5) You can only bring 8 skills/spells with you outside of town. Your character will quickly learn 50 or so, and can potentially get over 200 I think, but you can only use 8 at any given time. Again, like Attributes, you can change these in town for free. When you combine you limit on skills with your limit on raising Attributes, you'll realize you have to plan ahead and build your character for a specific task within the concept of your team, but since you can change them for free, you can do different tasks at different times with the same character, and there's no way to screw up your character in a way that is difficult to fix.
6) You can dual-class. Technically, you are forced to dual-class, but that doesn't mean you are forced to make any use of your secondary. Your primary class determines the armor you can wear. Your armor determines what runes you can apply to your armor, which determines what attributes you can give boosts to (which can exceed the normal limit for attributes), so your attributes from your primary class can be raised to a higher point than the attributes of your secondary.
7) You can make PvP-only characters. These guys start out at level 20, can be equipped with any skills for their classes any of your other characters have found, and be given perfect equipment. But they are locked into the PvP arena areas. Most people keep one character slot on their account open for a PvP character, and treat them as temporary expendable characters. The idea is that is you have say a Warrior/Monk and a Necromancer/Ritualist, you can quick make a Monk/Necromancer to play around with in PvP and see how it works without having to level one up.
The original Guild Wars (now called Prophesies to try to avoid confusion), Factions, and Nightfall are all standalone expansions, so you can combine them all on one account and get all the content, or buy just one and play it. All three give access to the PvP arena islands.

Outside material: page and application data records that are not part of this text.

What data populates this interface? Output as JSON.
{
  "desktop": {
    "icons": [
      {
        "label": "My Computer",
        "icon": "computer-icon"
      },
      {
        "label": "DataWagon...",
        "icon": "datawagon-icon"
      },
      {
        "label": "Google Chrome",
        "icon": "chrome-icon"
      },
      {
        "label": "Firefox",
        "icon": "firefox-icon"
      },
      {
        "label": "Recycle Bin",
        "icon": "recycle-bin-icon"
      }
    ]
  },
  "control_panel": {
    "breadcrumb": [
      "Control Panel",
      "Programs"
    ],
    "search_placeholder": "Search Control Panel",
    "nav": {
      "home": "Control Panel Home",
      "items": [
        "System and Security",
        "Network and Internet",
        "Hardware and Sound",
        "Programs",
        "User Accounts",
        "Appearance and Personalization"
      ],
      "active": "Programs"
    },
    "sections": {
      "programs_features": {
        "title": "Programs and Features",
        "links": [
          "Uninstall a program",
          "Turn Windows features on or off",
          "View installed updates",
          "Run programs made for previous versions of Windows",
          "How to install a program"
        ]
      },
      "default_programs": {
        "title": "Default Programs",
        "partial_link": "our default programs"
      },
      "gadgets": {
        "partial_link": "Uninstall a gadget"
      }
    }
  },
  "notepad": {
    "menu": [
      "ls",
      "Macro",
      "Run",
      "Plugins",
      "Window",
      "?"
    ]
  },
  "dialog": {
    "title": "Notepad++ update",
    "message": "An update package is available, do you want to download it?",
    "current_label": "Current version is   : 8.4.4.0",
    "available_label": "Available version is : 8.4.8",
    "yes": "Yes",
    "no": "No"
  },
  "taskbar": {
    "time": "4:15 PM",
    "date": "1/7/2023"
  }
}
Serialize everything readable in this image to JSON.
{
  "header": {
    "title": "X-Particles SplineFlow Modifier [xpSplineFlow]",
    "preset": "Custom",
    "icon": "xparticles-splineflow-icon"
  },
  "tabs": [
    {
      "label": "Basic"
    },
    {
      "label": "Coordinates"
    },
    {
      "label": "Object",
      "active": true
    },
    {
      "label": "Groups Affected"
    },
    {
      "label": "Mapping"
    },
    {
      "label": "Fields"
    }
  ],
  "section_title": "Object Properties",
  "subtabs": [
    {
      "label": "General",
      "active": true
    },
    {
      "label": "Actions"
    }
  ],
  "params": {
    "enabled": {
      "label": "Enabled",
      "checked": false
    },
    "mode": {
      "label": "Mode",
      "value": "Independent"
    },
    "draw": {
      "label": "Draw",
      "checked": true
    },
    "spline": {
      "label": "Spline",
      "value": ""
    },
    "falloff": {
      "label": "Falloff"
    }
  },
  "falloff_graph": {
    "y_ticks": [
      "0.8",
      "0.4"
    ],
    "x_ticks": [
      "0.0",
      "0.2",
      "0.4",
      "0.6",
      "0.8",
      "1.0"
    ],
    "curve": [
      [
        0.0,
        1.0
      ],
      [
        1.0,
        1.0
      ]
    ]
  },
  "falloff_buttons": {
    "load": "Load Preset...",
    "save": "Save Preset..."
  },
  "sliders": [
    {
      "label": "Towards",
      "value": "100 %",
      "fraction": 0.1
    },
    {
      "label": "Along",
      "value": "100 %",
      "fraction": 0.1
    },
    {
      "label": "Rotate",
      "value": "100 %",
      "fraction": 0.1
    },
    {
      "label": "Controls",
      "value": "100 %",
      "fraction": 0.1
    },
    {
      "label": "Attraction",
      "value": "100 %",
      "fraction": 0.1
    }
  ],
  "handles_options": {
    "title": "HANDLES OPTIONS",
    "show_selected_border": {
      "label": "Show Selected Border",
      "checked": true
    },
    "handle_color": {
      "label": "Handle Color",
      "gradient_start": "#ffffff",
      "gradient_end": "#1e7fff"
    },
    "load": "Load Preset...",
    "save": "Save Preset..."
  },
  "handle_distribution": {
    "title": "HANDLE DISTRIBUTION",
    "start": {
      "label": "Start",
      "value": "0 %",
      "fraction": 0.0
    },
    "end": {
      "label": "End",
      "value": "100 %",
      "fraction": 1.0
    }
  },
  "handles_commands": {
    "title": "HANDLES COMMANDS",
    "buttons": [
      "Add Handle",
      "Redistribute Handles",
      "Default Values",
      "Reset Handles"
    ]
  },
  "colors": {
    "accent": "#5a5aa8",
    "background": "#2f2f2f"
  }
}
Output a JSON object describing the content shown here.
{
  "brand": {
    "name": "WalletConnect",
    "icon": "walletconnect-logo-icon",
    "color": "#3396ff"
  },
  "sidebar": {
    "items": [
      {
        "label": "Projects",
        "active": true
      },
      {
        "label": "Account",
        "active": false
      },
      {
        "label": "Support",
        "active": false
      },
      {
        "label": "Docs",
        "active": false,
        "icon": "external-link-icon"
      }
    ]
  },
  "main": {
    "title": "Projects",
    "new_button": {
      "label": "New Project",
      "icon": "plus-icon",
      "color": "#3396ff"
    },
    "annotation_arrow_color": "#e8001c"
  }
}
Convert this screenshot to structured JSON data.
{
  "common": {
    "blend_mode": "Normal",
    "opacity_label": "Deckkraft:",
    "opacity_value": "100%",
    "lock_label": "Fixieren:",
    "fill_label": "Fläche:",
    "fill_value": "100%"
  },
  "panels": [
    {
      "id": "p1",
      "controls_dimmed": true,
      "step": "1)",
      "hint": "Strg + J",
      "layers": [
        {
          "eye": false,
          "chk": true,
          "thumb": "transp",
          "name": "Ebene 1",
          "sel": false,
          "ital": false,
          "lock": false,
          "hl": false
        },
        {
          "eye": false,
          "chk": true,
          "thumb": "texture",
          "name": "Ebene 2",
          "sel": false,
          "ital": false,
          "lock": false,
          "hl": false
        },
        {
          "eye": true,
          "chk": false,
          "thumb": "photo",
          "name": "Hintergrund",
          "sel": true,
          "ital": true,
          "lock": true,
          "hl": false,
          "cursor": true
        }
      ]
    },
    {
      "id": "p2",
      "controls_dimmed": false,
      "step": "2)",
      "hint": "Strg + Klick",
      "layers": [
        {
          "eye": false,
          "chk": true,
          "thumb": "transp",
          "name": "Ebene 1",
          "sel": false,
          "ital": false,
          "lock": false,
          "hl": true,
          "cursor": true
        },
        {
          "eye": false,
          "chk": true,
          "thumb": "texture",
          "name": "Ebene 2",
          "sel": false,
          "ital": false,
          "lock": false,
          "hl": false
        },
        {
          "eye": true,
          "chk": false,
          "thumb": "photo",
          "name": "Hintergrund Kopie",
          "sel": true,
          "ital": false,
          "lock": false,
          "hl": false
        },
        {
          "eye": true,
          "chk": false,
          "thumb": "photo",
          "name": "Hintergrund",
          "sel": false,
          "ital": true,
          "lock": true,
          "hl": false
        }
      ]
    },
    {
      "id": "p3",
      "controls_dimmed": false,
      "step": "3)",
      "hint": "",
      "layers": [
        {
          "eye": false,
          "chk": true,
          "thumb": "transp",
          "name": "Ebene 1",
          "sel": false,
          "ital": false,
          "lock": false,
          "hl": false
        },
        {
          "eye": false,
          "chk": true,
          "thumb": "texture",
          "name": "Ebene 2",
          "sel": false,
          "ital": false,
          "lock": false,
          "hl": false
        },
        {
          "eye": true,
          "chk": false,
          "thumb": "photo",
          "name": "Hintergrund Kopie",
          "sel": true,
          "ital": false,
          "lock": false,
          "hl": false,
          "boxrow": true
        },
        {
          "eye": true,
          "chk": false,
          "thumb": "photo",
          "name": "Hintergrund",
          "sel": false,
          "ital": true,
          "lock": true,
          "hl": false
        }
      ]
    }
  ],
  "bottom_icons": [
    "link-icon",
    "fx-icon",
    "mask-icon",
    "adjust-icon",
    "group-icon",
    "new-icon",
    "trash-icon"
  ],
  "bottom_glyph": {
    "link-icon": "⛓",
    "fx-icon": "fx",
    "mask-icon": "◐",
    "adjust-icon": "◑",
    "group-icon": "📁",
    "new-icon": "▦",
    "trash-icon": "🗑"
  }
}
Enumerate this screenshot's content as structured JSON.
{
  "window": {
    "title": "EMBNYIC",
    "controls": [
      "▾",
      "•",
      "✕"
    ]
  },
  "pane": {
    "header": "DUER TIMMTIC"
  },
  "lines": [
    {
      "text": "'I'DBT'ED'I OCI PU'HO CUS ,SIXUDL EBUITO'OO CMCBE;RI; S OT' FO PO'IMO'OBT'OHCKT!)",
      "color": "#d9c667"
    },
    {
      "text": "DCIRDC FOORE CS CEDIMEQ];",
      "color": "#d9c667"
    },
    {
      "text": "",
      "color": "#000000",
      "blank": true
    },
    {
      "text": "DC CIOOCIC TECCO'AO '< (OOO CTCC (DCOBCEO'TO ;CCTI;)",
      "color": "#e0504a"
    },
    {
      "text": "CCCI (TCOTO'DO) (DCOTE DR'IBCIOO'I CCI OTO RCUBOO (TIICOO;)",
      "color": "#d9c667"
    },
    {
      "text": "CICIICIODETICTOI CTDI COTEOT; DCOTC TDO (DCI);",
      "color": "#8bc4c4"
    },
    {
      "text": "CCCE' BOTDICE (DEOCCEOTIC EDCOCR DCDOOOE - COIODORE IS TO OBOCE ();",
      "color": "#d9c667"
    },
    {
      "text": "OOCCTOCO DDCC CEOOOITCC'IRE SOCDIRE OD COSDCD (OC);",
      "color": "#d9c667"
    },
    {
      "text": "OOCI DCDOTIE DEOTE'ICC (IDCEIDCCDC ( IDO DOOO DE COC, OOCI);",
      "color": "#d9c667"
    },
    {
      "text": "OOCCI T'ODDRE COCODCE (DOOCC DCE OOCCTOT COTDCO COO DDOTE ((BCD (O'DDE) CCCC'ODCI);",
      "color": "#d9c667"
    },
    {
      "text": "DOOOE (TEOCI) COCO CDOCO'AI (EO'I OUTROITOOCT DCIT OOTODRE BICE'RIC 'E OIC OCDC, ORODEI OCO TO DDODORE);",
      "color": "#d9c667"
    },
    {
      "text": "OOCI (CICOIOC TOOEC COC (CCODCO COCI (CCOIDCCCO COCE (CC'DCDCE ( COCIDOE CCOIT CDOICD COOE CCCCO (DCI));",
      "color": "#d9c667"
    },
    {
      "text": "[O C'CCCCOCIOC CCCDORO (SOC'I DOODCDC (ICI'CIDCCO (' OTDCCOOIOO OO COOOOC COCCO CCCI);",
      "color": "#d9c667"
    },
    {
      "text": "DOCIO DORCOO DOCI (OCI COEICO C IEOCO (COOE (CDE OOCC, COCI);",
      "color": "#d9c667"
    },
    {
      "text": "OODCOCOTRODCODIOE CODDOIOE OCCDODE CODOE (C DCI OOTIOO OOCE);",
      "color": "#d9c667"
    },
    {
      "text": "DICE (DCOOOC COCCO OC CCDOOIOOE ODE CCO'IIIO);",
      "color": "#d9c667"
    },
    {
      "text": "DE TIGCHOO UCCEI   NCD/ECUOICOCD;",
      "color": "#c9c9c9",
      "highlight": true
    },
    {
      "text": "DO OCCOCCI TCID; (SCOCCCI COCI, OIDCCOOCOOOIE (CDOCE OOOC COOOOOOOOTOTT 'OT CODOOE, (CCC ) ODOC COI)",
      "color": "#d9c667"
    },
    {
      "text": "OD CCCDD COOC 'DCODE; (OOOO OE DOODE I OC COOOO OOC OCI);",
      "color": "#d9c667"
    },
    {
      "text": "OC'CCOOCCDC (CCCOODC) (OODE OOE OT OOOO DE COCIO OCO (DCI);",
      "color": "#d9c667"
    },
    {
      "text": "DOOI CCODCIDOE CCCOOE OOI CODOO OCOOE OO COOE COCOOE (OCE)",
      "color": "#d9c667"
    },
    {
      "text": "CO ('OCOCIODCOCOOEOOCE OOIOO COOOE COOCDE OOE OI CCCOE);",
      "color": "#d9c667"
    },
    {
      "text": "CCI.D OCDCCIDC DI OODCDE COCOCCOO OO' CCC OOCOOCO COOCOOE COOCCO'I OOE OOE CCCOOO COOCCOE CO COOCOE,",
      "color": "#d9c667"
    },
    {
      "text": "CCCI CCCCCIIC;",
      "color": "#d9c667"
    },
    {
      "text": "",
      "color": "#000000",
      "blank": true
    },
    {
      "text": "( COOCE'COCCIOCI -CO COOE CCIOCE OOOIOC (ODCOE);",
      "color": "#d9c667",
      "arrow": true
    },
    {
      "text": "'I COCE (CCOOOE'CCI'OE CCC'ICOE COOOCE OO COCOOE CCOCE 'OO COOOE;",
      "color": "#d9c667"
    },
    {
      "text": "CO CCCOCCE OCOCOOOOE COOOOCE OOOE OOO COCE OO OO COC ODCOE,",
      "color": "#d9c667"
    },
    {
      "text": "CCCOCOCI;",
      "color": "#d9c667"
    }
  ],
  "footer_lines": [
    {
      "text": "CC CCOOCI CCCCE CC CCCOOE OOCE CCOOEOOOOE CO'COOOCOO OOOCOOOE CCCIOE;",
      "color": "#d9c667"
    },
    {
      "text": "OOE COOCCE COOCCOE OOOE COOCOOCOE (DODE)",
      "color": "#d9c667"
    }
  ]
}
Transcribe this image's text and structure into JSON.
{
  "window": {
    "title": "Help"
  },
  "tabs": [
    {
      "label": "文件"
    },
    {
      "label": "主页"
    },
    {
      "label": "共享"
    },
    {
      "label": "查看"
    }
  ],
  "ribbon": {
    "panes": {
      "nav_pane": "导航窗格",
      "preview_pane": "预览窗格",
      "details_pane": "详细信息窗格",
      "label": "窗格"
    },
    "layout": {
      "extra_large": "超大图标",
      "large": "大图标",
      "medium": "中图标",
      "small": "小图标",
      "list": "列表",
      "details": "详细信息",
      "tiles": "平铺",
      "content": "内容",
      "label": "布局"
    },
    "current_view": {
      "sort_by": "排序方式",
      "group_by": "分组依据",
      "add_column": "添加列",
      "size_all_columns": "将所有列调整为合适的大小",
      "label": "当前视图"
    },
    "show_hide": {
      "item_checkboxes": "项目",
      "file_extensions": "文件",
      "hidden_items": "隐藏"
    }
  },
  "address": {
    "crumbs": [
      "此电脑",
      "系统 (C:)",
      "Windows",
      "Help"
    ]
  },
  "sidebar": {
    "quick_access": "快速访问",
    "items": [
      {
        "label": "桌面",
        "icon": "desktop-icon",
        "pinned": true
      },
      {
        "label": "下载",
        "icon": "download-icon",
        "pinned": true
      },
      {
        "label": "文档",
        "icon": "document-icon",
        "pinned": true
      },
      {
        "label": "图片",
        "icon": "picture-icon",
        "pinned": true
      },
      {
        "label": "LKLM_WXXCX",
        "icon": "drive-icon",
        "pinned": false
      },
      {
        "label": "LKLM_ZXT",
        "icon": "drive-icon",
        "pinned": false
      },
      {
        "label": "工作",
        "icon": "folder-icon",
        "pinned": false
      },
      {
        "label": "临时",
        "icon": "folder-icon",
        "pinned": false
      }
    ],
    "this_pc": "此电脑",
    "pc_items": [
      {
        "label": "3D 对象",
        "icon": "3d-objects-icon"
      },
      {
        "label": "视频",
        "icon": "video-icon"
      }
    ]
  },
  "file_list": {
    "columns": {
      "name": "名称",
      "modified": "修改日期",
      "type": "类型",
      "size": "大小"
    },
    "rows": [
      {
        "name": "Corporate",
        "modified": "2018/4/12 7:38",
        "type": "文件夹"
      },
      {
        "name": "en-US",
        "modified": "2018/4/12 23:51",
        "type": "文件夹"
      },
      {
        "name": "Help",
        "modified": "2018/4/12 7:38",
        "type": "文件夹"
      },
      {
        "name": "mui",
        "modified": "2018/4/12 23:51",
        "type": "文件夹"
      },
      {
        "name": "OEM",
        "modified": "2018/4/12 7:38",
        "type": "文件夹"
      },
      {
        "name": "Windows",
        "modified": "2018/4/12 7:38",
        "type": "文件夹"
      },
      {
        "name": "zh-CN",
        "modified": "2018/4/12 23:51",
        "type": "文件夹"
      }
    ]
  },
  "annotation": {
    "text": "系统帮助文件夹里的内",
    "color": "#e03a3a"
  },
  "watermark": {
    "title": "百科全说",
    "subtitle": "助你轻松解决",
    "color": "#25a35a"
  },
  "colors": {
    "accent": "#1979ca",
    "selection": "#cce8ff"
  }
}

All three give access to the 6 core classes and the set of core skills for those classes (though each of the three also have skills for the core classes that can only be gained in that section), though Factions has two more classes, and Nightfall has two other additional classes. All three give access to a particular continent (a different continent for each one) and the story for that continent, but if you have more than one, your characters can travel between the continents.
- ADFLv 51 decade ago
Brink gave an excellent overview and comparison to WoW. I just thought I'd add a couple of small things.
He mainly based his explanation on the Prophecies world. Nightfall introduced two more things into GW then he points out.....Inscribable weapons and Heroes.
Inscribable weapons allow you to customize your weapons a bit more then in Prophecies.
Heroes were a major introduction in my opinion. These are customizable NPCs that level with you when you use them. So instead of being limited to just the Henchmen that are available in a particular area, you can use up to 3 of your Heroes at a time, and have partial control over their actions (have them fight anything they see, fight only when you do or to defend themselves, and avoid combat all together) You can have them cast certain spells, or target certain monsters also.
Also there is purely an expansion to Prophecies call Eye of The North (EoTN). It is similar to Nightfall (Great graphics, Heroes, Inscribable Weapons) but is directly linked to Prophecies storyline. If you go with Prophecies I suggest getting EoTN also, it is very good for Lvl 20 Play.